Bondy also asserts that unlike Verbena, he considers his current music to be a more genuine process. “I believe a lot more in what I am doing than I did with Verbena. I started this with nobody watching. I had to learn how to make music without any notion of a reward again.”
One immediately noticeable difference when listening to Bondy’s recent output against his work with Verbena is the increased attention to lyrics. Bondy admits that the lyrics in Verbena were “nonsense” while acknowledging with guarded hesitation that the vivid lyrics characterizing his recent output stem from real life events. Sometimes, he feels that his songs come across almost too clearly.
“One of the problems I had with the last record (American Hearts) is that the lyrics were a little too obvious at times. Not that I had anything against what I recorded but I just didn’t feel like doing that again. I just had it in my mind that I didn’t want to be didactic or tell people exactly what was going on.”
Unlike American Hearts, Bondy reveals that on When the Devil’s Loose he often chose his words depending on their sound rather than their meaning. “Bob Dylan could probably sing the phone book and get a rise out people. There are artists and singers out there who, when something false is coming out of their mouth, they almost have this physical reaction to it. And so I became interested, often times in the sound of the word coming out more than the actual meaning of the word itself.”
Regardless of this varied approach to lyrics, When the Devil’s Loose never suffers from ambiguity but rather fosters a literary quality. Bondy stresses that the majority of his lyrics are character-driven in the sense that “such a character could be you at a given time. People’s personalities aren’t static.”
These parallels in individual personalities are arguably what define Bondy’s music. As a result, his records take on the quality of genuine folk music. According to Bondy, he believes that he is finally making the most sincere music he’s ever recorded.
“It definitely feels like my music now is built on something much more honest than ever before. Opposed to something like spending a bunch of money on a video and trying to get the label to pitch it or whatever.

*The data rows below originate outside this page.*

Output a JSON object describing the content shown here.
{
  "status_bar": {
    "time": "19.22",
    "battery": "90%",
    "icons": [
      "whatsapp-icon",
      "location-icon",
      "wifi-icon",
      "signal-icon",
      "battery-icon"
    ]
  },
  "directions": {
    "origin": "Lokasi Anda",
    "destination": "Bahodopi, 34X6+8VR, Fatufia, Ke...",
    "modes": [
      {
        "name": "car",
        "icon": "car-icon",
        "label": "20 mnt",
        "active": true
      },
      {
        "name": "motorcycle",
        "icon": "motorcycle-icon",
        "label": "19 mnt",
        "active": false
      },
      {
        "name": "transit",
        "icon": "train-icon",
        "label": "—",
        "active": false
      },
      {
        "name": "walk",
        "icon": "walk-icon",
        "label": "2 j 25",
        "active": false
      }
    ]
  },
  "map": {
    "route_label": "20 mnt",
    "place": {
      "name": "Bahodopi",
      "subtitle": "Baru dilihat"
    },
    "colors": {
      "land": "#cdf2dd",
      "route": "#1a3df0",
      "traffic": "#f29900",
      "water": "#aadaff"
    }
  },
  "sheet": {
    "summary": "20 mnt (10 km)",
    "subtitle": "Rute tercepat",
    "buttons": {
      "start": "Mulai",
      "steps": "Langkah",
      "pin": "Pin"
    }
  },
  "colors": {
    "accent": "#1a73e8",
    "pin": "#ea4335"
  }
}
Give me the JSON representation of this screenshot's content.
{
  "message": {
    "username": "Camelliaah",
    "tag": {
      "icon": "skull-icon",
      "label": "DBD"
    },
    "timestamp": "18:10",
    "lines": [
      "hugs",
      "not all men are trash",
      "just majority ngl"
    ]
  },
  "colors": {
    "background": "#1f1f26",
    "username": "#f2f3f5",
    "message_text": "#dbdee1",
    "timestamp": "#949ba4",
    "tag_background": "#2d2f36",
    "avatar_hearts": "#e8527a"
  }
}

This all just feels like I tended the garden and did the work and now I am where I am. So I can see enough work behind me where I can more clearly see how I ended up here.”
// Sound Affects
"The man whose songs were recorded by Johnny Cash, Alan Jackson, Ricky Skaggs, David Allan Coe, The Highwaymen, and countless others succumbs to time’s cruel cue that the only token of permanence we have to offer are the effects of shared moments and memories.READ the article